INSTRUCTIONS TO FOLLOW:
Report every line below that has the string "libreoffice" in it.

::: PROVIDED INFORMATION :::

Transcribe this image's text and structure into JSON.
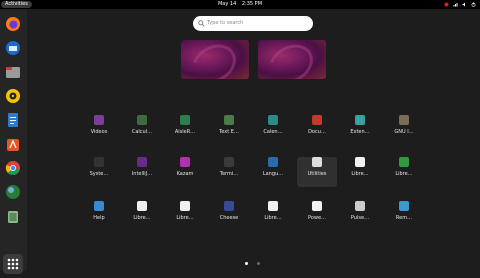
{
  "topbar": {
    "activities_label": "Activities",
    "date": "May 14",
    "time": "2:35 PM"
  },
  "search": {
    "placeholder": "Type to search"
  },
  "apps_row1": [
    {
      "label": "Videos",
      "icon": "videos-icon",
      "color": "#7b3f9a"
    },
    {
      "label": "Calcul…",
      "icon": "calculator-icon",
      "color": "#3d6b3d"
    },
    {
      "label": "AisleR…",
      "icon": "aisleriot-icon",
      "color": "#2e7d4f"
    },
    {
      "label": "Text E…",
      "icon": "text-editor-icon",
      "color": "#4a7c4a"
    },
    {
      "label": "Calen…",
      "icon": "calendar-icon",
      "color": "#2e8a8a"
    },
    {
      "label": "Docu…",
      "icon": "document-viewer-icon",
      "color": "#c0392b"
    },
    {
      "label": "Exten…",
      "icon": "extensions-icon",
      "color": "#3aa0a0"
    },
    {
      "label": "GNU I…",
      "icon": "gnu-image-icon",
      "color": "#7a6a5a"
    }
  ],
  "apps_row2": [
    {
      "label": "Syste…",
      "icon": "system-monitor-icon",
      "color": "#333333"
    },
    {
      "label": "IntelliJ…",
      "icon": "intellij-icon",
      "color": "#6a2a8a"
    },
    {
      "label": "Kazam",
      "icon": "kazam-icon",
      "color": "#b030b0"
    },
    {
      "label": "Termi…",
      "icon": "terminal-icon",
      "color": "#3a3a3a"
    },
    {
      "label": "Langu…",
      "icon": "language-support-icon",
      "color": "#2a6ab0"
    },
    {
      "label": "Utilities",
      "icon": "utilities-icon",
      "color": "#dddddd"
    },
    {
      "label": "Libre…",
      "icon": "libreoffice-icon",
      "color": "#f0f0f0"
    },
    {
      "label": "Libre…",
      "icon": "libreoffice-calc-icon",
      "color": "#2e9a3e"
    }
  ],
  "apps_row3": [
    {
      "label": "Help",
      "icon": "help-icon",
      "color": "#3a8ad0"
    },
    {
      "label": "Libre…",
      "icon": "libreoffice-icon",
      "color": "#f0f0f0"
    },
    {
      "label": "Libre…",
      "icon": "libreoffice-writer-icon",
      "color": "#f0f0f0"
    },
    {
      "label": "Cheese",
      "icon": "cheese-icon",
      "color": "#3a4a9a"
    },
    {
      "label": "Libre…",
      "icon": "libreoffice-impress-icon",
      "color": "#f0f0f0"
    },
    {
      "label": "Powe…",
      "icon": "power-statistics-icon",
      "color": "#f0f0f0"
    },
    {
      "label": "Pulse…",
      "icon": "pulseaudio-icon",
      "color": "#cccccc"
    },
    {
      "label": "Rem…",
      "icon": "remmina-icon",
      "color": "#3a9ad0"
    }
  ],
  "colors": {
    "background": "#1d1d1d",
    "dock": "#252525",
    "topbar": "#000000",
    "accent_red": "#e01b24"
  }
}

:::

OUTPUT OF THE TASK:
      "icon": "libreoffice-icon",
      "icon": "libreoffice-calc-icon",
      "icon": "libreoffice-icon",
      "icon": "libreoffice-writer-icon",
      "icon": "libreoffice-impress-icon",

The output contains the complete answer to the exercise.